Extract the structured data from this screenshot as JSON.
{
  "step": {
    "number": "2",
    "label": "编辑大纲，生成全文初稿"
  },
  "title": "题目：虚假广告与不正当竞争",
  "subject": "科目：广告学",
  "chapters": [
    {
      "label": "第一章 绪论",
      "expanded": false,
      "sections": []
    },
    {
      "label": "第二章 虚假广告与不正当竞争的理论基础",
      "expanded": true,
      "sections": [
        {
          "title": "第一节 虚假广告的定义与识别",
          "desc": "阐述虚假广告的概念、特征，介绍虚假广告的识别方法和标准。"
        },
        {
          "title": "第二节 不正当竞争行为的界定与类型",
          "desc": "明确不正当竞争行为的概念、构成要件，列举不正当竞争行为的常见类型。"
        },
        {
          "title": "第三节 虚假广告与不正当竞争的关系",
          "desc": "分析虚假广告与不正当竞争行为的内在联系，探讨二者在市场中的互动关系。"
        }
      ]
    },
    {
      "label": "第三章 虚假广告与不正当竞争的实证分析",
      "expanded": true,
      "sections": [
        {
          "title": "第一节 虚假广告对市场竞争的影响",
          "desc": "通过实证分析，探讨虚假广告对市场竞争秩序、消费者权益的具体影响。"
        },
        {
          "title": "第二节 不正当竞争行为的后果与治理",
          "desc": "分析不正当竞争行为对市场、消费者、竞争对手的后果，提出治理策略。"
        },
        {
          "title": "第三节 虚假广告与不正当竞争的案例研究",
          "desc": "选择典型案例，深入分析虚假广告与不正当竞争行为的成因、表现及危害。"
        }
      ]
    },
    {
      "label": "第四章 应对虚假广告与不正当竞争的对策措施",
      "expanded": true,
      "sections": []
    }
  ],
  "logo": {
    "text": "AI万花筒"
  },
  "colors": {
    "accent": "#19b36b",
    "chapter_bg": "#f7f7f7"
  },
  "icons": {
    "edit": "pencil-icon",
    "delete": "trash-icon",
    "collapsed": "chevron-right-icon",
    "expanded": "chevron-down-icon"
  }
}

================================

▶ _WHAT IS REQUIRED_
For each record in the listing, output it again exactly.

▶ _EXERCISE ANSWER_
Extract the structured data from this screenshot as JSON.
{
  "step": {
    "number": "2",
    "label": "编辑大纲，生成全文初稿"
  },
  "title": "题目：虚假广告与不正当竞争",
  "subject": "科目：广告学",
  "chapters": [
    {
      "label": "第一章 绪论",
      "expanded": false,
      "sections": []
    },
    {
      "label": "第二章 虚假广告与不正当竞争的理论基础",
      "expanded": true,
      "sections": [
        {
          "title": "第一节 虚假广告的定义与识别",
          "desc": "阐述虚假广告的概念、特征，介绍虚假广告的识别方法和标准。"
        },
        {
          "title": "第二节 不正当竞争行为的界定与类型",
          "desc": "明确不正当竞争行为的概念、构成要件，列举不正当竞争行为的常见类型。"
        },
        {
          "title": "第三节 虚假广告与不正当竞争的关系",
          "desc": "分析虚假广告与不正当竞争行为的内在联系，探讨二者在市场中的互动关系。"
        }
      ]
    },
    {
      "label": "第三章 虚假广告与不正当竞争的实证分析",
      "expanded": true,
      "sections": [
        {
          "title": "第一节 虚假广告对市场竞争的影响",
          "desc": "通过实证分析，探讨虚假广告对市场竞争秩序、消费者权益的具体影响。"
        },
        {
          "title": "第二节 不正当竞争行为的后果与治理",
          "desc": "分析不正当竞争行为对市场、消费者、竞争对手的后果，提出治理策略。"
        },
        {
          "title": "第三节 虚假广告与不正当竞争的案例研究",
          "desc": "选择典型案例，深入分析虚假广告与不正当竞争行为的成因、表现及危害。"
        }
      ]
    },
    {
      "label": "第四章 应对虚假广告与不正当竞争的对策措施",
      "expanded": true,
      "sections": []
    }
  ],
  "logo": {
    "text": "AI万花筒"
  },
  "colors": {
    "accent": "#19b36b",
    "chapter_bg": "#f7f7f7"
  },
  "icons": {
    "edit": "pencil-icon",
    "delete": "trash-icon",
    "collapsed": "chevron-right-icon",
    "expanded": "chevron-down-icon"
  }
}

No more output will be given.